Did you have an idea of how you wanted to go into this film acting-wise? And how did you adapt or change your style to fit into a Wes Anderson world? Did you do your research beforehand with his films?
REVOLORI: I had seen his films before: The Darjeeling Limited, The Royal Tenenbaums and The Fantastic Mr. Fox, so I knew of his work. I didn’t concern myself to watch any other of his films because I wanted to focus on this project. I didn’t need to see his other body of works. This is a movie I needed to pay attention to, and he has a very specific style of acting and everything, so he worked with me for months before. I would tape myself reading the script, I would send it to him, and he’d say, “Well, why don’t we try saying the line this way?” So subconsciously, after these months of practice, I was there. When I was on set, it just came naturally and I knew what I needed to do. Once I was with Ralph in costume and on sets, everything just clicked even further. And so, I didn’t come in with a way to approach it, because he’s very particular. He knows what he wants and there’s nothing I needed to do. I just needed to follow his directions and go forward. Of course, it’s not limiting with him, because he’s allowing these suggestions to be made and allowing you to go forward. It’s beautiful to have someone who knows what he wants, so that way you can go forward and truly do what the director intends for this movie to look like.

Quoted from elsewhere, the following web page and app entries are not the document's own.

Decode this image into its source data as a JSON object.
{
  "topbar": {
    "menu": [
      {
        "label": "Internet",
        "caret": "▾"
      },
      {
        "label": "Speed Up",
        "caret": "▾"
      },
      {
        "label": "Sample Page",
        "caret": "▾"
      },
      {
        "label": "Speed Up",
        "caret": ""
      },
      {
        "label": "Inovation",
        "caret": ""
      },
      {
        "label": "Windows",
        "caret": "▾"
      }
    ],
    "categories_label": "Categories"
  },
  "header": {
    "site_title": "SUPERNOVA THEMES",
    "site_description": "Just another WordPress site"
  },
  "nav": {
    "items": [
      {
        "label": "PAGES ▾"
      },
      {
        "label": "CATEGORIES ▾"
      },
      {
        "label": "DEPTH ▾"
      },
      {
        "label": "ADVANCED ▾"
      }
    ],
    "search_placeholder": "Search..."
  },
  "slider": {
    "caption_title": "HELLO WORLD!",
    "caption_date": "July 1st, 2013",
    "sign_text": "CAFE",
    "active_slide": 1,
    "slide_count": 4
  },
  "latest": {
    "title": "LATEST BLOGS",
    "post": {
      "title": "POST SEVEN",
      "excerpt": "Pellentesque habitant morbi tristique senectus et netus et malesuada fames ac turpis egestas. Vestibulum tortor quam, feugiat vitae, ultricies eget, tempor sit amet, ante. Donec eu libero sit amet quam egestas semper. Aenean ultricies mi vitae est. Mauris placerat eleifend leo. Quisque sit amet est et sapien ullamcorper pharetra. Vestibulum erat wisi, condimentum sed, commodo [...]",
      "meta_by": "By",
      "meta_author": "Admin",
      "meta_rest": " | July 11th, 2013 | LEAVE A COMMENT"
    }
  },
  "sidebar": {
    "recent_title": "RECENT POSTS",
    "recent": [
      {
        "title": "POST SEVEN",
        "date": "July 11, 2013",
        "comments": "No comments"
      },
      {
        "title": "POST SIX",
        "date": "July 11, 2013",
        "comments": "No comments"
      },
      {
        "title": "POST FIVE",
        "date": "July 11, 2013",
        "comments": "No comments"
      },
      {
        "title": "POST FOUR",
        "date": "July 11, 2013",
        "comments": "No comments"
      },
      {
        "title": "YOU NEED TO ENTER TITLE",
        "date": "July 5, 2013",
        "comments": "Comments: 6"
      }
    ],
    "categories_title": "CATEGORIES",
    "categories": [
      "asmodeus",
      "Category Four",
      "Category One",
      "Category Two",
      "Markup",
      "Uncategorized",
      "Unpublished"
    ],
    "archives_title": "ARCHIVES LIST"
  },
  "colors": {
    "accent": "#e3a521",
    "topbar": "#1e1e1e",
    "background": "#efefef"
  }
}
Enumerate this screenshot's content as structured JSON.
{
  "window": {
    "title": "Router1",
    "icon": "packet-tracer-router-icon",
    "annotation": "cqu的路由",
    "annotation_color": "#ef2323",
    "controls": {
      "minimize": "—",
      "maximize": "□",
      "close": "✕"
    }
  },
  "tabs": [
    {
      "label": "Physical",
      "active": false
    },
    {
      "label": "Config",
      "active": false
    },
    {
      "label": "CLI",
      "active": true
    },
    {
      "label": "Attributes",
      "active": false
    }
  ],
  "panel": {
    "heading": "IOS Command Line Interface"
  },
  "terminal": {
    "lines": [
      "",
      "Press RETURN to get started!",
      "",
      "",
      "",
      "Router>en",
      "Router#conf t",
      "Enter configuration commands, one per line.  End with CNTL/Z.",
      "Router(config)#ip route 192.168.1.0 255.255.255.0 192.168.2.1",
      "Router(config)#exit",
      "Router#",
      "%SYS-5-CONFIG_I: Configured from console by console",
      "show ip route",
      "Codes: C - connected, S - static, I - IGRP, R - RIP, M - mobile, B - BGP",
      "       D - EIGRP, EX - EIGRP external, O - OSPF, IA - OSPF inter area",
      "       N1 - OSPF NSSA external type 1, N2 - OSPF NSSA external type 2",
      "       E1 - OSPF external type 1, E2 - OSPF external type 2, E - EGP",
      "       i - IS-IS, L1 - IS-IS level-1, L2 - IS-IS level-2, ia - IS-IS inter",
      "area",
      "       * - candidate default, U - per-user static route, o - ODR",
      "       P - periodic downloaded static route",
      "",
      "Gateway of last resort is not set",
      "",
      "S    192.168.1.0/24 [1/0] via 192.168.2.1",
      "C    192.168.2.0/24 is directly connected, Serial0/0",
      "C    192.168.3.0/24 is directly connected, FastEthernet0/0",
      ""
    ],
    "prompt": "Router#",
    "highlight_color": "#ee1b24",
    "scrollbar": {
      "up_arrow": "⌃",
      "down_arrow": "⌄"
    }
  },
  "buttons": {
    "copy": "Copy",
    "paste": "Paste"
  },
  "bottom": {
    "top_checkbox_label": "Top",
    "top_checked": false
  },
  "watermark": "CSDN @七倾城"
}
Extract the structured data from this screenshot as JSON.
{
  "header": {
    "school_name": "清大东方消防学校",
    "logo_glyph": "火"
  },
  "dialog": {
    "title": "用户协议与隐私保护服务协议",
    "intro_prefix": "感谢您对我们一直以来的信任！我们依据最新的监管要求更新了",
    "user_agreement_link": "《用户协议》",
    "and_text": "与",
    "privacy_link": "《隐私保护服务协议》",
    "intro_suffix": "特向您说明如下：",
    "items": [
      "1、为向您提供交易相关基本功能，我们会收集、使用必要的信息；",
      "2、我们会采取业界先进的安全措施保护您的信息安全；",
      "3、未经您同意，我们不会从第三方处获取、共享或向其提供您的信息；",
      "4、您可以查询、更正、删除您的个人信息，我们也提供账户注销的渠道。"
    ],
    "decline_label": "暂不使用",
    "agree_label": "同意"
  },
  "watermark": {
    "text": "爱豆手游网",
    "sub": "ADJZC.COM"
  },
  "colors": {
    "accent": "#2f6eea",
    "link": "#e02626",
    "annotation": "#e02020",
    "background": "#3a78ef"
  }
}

What about the physicality and the pace of everything that’s happening? Is that something that you got from the page? Did you talk about that, or did that evolve on set?
REVOLORI: Well, I mean, it’s a bit of everything really. Being on set, it’s a lot of running and a physicality thing for me. I was a character. I was a person who did most of the things. I hung off of a building for a bit, which was nice, even though I’m scared of heights. It’s great. You don’t pay attention to these things when you’re on set, you just do them. You just know you have to make this character feel as realistic as possible in his films, and there are no thoughts of okay, I’m running at three times the speed that I normally would, or anything. You just feel like okay, he wants it this way, how do I make this look real? Just forget everything else, this is my world, this is how they act, this is how they talk, this is how they move and that’s it.
There are a lot of adventure set pieces on this film. Were there any that were a lot of fun to be a part of, like the ski-chasing scene?
REVOLORI: I’d like to say that I was a part of that, but sadly they were miniatures which were beautifully made. I enjoyed that very much, but everything else was me, including falling out of the building. It was really nice. It’s quite amazing the way he does these things. He makes it feel like it’s just a small student film, yet you’re doing all these huge stunts and there are these huge sets that he builds. It’s quite amazing and I really enjoyed myself, as did many of the other cast, all of the other cast really. Everyone really enjoyed themselves very much. It was great to be running around and doing everything for 40 takes at a time and working with these actors. It was quite an experience.